To the editor: I read the recent article about trapping and neutering feral cats with interest ("Colony of cats trapped, neutered and released," May 5). I applaud the humane society for doing this up to the point where they took the cats back to release them in their former colony.
Cats are arboreal animals by nature, and it is there that they do a significant portion of their hunting. Feral cats catch and eat many small mammals such as meadow mice and voles, none of which I am going to cry about. However, they also catch, maim and/or eat significant numbers of ground feeding birds such as thrushes, robins, bluebirds, sparrows of all types, and other birds which fly close to the ground as do phoebes and many of our small warblers. Many of these birds like the hermit thrush and wood thrush spend much of their lives on the ground. Ovenbirds actually build their nest on the ground. You may be aware that these migrants who come to spend the warmer months here to raise their young are under great pressure from habitat loss and dwindling food sources. To add a population of 19 feral cats back into an uncontrolled situation only increases the casualty list to these species which recently have been found to be reduced by 30 percent.
Adult birds arriving from migrations which can amount to thousands of miles land, exhausted after flying all night, and are extremely vulnerable to predators like cats which are highly adapted to catch them. Those 19 feral cats are going to need to eat. As much as you may think they only eat mice and rodents, these are what they catch at night. Birds are what they will be catching all day. I spent my childhood trying to patch up baby orioles, waxwings, woodpeckers and robins which were brought in droves to the sanctuary I grew up on; all caught and maimed by cats. Very few ever survived. No body brought in the dead birds.
If each of those 19 feral cats catches a bird every other day, that adds up to 180 birds in a year times 19, which is 3,420 birds. And what exactly is a "working cat"?
The native cats in this hemisphere were bobcats, ocelots, lynx, catamount and jaguar. The small cats we Europeans brought are an invasive. People should try to keep them indoors where they will not get themselves eaten by coyotes and foxes. Our native birds would stand a better chance this way.
The feral cats are a difficult problem. I don't like the idea of euthanizing. Perhaps they could have a colony that was surrounded by proper fencing and these untamable cats could live out their lives being fed by volunteers, wreaking less havoc on wild bird populations. The problem is us humans, for not taking proper care of these animals in the first place.
I have two cat friends I am very fond of, Pele and Cezanne. They are not allowed outdoors this time of year until noontime when birds tend to be done feeding. In June and July they will spend most of their time indoors to allow young birds a chance to grow up. They want to be outside, but they are very spoiled despite having to look out the window at the birds. They are in by dark so they themselves don't become the prey. They were obtained from the humane society as kittens of a feral mother. They are great cats, but also lethal hunters of small creatures.
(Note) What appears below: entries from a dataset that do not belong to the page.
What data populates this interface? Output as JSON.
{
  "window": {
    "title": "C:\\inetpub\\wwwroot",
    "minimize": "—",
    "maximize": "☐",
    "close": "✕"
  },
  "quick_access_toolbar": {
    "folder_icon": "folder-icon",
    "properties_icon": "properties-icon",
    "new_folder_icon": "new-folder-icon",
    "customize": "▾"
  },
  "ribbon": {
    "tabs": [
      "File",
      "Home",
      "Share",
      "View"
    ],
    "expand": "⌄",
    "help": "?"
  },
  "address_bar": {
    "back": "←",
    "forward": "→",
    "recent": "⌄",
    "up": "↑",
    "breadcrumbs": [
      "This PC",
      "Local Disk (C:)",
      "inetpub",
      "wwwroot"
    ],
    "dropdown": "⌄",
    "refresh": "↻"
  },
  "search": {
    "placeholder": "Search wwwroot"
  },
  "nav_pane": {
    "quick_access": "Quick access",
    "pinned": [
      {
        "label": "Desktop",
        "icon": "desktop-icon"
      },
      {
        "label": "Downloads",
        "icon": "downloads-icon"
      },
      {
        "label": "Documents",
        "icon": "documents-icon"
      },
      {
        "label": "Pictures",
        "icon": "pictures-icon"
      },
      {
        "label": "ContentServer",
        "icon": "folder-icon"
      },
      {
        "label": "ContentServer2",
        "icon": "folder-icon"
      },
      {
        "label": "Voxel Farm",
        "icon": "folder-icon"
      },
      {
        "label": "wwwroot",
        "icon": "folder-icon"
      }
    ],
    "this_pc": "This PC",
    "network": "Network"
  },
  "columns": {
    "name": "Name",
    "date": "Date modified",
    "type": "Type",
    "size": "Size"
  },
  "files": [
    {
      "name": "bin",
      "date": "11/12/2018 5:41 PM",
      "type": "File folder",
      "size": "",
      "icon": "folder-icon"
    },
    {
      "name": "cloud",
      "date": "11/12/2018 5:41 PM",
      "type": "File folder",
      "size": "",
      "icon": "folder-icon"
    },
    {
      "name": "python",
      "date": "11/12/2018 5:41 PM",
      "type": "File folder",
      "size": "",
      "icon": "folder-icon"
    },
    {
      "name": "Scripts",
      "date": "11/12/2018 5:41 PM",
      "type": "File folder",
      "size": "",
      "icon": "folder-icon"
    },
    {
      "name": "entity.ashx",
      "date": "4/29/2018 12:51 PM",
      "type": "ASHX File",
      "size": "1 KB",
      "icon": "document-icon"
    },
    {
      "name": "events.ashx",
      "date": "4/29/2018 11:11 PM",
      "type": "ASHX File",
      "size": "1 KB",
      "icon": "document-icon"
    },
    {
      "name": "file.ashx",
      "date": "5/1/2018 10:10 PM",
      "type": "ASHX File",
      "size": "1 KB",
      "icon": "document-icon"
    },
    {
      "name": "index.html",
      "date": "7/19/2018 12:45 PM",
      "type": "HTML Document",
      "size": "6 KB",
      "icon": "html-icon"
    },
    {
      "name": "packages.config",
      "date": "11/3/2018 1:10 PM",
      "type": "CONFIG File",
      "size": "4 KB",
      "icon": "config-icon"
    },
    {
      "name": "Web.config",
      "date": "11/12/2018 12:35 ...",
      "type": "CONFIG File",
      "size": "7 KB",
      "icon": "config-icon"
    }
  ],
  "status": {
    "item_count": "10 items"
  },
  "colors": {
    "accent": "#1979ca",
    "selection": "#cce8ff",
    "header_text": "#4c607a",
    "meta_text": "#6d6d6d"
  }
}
I hope the humane society can rethink the program of releasing feral cats back out in the wild. This is not so humane if you care about songbirds.
South Newfane, May 6